Graduate degrees are offered in most Liberal Arts disciplines, including Art, Communication, English, History, Interdisciplinary Studies, Linguistics, Music, Political Science, Psychology, Sociology, Spanish, Teaching English, and Theatre Arts. Details of graduate programs are contained in the Graduate Catalog and are available from individual departments and the Graduate School.
Liberal Arts Honors Program
The Liberal Arts Honors Program [LAHP] offers students a curriculum that is engaging and challenging, and works to prepare students to excel at their next steps, whether applying to graduate school or entering a profession. It also fosters a sense of community among the best students in the College of Liberal Arts. Students complete an 18 hour Honors minor.
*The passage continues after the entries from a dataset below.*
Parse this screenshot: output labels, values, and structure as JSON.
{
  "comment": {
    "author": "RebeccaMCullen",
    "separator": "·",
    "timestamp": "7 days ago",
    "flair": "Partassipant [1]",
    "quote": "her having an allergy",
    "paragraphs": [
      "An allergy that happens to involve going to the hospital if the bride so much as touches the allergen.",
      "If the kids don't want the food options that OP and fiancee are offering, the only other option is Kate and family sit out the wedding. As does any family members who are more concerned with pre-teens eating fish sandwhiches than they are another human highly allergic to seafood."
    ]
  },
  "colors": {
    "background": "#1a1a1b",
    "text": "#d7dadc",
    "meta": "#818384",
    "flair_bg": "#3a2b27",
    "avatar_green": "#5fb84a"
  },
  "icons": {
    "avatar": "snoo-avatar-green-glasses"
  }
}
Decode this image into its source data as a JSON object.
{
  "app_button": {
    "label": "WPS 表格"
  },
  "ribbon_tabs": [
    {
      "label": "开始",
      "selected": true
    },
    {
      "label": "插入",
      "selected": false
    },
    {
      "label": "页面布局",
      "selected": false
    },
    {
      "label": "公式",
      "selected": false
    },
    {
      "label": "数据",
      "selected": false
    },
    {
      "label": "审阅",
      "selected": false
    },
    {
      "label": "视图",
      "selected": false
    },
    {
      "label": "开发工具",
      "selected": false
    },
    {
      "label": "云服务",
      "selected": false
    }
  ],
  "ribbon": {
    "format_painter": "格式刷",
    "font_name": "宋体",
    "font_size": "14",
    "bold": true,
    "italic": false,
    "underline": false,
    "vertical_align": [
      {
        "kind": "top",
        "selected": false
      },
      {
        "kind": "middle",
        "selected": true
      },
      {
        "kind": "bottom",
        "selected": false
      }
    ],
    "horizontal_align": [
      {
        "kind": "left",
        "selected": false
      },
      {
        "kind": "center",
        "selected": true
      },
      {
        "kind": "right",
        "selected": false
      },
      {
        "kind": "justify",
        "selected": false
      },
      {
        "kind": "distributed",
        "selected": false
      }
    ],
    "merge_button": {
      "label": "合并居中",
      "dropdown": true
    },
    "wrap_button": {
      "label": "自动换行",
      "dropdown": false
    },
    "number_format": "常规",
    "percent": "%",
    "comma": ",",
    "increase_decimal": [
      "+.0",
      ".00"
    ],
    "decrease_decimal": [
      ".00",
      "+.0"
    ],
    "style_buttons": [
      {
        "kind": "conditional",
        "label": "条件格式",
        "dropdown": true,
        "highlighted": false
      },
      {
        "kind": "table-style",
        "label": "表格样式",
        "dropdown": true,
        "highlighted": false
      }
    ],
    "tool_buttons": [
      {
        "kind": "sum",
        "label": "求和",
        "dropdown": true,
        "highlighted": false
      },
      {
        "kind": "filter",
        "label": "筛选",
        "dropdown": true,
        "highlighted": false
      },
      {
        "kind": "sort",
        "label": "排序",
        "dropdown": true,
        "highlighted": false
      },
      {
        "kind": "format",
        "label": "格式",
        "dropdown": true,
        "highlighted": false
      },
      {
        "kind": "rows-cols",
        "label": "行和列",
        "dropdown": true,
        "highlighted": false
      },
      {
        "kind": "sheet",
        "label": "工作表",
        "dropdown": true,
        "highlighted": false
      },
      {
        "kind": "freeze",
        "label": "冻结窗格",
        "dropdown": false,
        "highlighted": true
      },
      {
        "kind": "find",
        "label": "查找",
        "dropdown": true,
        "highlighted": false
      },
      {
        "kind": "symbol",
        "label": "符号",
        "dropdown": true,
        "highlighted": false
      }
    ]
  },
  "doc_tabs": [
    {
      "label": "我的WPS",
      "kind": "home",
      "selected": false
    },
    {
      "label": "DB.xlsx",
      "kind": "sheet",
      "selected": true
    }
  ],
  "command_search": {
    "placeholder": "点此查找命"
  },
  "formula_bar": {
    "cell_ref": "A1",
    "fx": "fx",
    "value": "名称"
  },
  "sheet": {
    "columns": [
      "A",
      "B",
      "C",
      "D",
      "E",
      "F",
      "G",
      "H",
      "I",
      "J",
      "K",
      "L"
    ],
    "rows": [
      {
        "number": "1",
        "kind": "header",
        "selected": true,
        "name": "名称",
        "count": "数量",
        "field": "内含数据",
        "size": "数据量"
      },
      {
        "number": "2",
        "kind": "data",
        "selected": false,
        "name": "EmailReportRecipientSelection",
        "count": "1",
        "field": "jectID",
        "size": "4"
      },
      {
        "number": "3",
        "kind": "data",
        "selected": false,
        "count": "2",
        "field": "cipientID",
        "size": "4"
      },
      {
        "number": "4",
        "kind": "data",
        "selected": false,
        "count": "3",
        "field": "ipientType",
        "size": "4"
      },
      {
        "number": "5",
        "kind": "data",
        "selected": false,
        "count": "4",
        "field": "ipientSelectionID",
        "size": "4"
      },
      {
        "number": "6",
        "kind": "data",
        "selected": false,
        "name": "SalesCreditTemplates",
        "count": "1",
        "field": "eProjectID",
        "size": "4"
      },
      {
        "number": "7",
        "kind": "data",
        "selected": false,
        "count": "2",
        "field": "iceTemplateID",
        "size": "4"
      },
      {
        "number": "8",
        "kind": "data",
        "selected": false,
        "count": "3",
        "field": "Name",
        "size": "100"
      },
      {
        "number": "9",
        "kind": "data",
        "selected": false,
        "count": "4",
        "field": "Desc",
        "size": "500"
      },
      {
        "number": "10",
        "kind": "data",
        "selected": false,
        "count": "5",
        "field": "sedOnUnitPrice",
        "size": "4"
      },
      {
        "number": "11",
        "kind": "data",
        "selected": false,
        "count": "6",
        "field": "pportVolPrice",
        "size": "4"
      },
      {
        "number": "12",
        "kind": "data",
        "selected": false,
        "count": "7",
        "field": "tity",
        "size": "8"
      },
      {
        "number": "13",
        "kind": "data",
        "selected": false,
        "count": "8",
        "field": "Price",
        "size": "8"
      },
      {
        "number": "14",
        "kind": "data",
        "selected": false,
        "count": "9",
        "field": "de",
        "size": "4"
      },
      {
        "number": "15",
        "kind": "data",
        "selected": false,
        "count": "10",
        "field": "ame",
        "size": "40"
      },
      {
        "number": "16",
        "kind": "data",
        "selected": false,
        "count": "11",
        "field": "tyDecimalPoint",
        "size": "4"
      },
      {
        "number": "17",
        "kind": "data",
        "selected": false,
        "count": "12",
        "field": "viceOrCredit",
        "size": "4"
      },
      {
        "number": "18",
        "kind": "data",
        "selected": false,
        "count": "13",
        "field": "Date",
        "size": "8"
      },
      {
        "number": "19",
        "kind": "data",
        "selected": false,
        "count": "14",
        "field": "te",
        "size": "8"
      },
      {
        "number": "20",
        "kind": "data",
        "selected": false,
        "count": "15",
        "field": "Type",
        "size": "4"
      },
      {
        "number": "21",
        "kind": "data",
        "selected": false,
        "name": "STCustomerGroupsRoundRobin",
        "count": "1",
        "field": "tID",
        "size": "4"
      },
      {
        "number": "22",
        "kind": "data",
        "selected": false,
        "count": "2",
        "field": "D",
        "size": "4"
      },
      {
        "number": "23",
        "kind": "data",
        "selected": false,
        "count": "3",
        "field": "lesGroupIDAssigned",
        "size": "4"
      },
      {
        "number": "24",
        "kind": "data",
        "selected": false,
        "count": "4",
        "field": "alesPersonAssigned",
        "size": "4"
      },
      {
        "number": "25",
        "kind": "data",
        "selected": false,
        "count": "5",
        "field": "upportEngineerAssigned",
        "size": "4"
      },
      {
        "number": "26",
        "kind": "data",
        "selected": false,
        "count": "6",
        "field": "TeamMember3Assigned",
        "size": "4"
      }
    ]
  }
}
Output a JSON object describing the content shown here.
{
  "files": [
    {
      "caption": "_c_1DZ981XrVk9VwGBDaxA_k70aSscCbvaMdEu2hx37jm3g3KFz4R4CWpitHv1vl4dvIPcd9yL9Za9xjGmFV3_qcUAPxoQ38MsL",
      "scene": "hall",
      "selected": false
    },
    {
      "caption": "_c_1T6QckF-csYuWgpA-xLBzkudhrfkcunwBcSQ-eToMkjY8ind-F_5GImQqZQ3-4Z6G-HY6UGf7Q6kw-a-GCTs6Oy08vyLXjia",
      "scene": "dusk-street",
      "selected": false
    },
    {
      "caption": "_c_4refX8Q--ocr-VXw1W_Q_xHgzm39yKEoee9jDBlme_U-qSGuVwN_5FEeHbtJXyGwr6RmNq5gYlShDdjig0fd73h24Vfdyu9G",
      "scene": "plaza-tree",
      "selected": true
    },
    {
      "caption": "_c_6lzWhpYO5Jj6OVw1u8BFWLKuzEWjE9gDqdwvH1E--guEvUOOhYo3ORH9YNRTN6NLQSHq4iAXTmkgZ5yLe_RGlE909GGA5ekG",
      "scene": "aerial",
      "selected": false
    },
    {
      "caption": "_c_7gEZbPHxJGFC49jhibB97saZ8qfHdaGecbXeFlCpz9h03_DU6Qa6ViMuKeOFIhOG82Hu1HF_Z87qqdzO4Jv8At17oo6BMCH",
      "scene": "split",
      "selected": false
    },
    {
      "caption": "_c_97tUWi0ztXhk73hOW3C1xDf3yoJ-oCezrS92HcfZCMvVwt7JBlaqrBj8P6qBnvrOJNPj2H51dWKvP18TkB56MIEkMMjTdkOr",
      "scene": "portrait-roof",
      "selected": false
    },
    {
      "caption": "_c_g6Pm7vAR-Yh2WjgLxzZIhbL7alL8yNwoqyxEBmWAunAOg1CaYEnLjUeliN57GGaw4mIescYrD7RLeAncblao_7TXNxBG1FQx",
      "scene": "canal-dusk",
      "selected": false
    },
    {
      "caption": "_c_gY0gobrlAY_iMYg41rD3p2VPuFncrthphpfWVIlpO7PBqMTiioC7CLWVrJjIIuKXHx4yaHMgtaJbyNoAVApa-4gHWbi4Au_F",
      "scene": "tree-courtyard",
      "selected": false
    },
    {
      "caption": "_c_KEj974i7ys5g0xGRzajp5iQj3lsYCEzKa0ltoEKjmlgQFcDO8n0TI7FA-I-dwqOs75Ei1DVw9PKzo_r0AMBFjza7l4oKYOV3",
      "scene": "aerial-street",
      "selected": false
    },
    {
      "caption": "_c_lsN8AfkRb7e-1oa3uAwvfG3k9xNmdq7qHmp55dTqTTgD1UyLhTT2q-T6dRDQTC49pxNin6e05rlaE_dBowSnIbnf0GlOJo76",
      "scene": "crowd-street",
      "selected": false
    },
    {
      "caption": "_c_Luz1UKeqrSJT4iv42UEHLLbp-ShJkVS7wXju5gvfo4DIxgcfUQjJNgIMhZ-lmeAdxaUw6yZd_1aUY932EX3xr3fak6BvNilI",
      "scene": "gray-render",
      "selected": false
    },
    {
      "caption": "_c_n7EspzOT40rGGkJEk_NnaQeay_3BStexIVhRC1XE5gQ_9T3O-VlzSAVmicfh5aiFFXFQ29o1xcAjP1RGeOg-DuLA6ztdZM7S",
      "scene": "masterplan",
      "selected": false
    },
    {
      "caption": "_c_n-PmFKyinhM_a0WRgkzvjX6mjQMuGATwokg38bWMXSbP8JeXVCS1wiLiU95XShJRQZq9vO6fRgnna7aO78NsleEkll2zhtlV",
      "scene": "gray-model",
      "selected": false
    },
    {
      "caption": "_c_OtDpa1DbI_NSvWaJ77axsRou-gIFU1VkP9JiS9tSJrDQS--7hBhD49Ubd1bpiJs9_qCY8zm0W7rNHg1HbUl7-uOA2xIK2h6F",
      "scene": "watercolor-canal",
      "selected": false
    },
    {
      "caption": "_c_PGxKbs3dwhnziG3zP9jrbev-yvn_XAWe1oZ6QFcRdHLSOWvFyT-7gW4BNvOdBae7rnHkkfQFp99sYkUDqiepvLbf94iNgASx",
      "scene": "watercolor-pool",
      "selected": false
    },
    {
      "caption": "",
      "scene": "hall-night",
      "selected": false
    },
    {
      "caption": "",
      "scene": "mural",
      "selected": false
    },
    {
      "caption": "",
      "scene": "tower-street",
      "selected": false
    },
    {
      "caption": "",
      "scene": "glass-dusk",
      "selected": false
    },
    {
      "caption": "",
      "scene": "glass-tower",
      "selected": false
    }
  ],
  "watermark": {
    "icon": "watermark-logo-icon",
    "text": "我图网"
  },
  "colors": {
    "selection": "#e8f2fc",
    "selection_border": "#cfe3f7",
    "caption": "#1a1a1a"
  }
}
This minor features both courses designed specifically for and restricted to LAHP students, taught by the best faculty in the college, and courses drawn from existing outstanding offerings in Liberal Arts. Students can also accrue hours through internships taken for course credit and study abroad courses. The minor is designed so that a student should not have to add any additional courses to their degree plan to complete it. The Honors minor upon completion appears on student transcripts. The LAHP offers other benefits as well. The honors projects required of LAHP students enable them to work closely with outstanding Liberal Arts faculty, and their finished projects enhance their applications to graduate school or their job applications. The lectures the LAHP sponsors introduce students to leading intellectuals and professionals, and enable its students to meet and network with these visitors to campus in small gatherings only for LAHP members. For additional information refer to the Liberal Arts Honors Program website
Military Science courses are designed to afford the student an opportunity to become a commissioned officer in the U.S. Army. These courses provide leadership training and military-skills training required of an Army officer. Army ROTC is open to all students in all academic majors leading to a bachelor's degree. Graduate students can also participate in ROTC; however, it is highly recommended that graduate student prospects speak with the Military Science
UTEP is an excellent place to prepare for law school. Law schools seek well-trained graduates from all disciplines, including sciences, math, languages, social sciences, health sciences, business, education, and liberal arts. In selecting students, law schools are less interested in a student’s major than in evidence that the student has well-developed analytical skills, writing skills, and skills in critical-reading skills. Any course or major that helps students acquire these skills is appropriate for Pre-Law students. For more information, students should contact a Pre-Law advisor.